Here are more tips for telling the truth in your own workplace.
Understanding and using these principles will help you feel more confident about the choices you make and help you develop the skills you need to tell the truth with grace and skill.
* Learn to tell the difference between your observations – what anyone else would also observe – and your interpretations and assumptions – the meanings you put on what you observe.
You spend your early life learning that the things you see, hear, feel, etc., mean something. You learn to interpret that a smile on someone’s face means that they are pleased with you, and a frown or sharp word means that you have done something wrong.
You become so used to associating meaning to what you observe, that you carry those connections into adulthood, never realizing that the same signals may now mean different things. A smile now may be simply a social cover-up to hide someone’s true feelings, a frown may mean someone is concentrating, and a sharp word may mean that someone is upset with something that has no relationship to you.
A video camera might accurately record and validate what you observe, however, you can only guess (or ask the other person) whether or not your interpretations are correct.
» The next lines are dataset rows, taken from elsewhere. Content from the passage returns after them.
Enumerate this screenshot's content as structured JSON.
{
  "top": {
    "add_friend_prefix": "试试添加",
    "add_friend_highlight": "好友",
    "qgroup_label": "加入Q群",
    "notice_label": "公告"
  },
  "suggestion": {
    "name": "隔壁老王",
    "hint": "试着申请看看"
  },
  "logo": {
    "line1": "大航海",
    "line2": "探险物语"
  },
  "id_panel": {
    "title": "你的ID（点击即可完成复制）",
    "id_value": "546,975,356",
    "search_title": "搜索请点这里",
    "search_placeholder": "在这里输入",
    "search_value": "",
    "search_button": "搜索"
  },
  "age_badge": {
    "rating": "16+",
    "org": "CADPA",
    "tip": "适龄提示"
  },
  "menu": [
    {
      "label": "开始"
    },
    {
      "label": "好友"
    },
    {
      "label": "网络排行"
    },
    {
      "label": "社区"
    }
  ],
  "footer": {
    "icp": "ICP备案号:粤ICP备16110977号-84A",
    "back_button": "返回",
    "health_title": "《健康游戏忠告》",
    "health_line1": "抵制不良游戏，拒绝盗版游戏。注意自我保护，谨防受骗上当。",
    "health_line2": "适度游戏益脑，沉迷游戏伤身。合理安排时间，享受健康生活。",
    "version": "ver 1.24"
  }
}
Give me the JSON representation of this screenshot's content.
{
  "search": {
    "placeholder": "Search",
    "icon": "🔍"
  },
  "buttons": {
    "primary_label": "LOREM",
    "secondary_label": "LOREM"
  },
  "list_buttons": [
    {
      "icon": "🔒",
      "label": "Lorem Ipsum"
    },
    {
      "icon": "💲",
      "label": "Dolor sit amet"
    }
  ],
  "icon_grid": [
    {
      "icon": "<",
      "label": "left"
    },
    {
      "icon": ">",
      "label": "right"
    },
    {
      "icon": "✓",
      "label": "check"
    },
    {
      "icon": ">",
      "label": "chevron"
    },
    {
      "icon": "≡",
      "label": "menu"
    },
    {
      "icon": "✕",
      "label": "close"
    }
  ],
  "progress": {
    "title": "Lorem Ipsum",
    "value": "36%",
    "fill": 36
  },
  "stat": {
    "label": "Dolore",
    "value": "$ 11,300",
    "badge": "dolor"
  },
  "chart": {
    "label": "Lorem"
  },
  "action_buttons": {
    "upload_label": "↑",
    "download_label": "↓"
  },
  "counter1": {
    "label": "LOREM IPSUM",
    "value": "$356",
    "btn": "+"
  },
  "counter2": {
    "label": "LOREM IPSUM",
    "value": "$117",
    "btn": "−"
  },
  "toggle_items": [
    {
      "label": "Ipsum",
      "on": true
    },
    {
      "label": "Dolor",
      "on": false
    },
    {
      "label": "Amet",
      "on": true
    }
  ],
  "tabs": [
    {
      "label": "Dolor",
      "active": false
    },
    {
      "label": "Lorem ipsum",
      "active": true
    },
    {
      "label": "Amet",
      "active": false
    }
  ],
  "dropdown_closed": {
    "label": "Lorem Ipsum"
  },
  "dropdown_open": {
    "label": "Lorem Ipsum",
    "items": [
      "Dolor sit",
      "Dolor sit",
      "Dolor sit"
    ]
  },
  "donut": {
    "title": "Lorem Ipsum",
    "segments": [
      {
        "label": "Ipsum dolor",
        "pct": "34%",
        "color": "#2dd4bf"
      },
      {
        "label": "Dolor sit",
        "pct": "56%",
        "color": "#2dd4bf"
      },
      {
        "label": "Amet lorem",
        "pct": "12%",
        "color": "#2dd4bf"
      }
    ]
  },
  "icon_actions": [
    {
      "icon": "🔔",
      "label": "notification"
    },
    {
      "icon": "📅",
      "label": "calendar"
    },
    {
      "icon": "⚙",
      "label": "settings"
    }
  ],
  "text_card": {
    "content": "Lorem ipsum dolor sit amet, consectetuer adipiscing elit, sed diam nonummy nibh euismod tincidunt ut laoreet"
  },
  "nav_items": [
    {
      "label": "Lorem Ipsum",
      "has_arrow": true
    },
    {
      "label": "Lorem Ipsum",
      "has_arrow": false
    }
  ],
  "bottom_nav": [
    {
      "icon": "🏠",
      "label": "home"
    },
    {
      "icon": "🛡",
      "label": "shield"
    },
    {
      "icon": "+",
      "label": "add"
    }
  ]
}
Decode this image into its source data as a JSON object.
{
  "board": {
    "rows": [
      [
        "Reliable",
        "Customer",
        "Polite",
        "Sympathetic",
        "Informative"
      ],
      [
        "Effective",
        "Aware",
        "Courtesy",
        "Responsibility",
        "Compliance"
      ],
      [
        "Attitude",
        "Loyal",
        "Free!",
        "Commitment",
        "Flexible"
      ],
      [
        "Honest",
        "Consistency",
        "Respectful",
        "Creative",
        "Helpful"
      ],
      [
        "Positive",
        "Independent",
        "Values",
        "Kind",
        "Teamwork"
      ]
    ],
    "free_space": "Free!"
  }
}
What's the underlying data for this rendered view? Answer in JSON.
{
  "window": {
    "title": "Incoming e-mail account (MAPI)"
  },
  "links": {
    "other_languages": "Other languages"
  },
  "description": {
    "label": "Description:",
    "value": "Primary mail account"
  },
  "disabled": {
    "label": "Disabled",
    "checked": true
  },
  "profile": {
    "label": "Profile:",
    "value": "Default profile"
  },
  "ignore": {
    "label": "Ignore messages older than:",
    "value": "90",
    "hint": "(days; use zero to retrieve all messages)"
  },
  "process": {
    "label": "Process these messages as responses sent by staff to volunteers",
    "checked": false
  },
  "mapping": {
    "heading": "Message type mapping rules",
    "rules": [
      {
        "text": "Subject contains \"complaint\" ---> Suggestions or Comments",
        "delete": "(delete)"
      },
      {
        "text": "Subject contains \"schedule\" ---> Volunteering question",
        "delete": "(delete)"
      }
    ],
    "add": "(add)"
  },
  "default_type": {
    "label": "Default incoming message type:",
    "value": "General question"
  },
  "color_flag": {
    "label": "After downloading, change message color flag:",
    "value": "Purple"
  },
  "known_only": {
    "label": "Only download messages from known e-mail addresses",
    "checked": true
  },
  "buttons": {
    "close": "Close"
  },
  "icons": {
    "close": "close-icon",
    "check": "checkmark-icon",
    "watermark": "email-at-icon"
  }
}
* Assume that, at any given moment, you and others are doing the best you can to get what you need, given the knowledge and resources available at that moment.
Only a few people learn to recognize what they want and gracefully and skillfully communicate that information to others. The rest of us just bumble along doing the best we can. Often our behavior is unskillful, and we inadvertently hurt others in our quest to take care of ourselves.
Of course, some people are belligerent, and seem to deliberately go out of their way to hurt others. Looking more deeply, you may see how they, too, do not know of any other options for themselves.
You still need to take appropriate precautions in your life. However, approaching situations with this attitude will make it possible for you to examine many otherwise hidden options for creating truthful relationships.
* Decide what you hope to accomplish by telling the truth.
It helps to remember that your truth may not be the same as somebody else’s truth. Often the reason you want another to know your truth is because you want them to behave differently. Sometimes you just want to be heard and understood.
Knowing what you want to accomplish will help you design your communication more skillfully, so that you are more likely to accomplish your goal.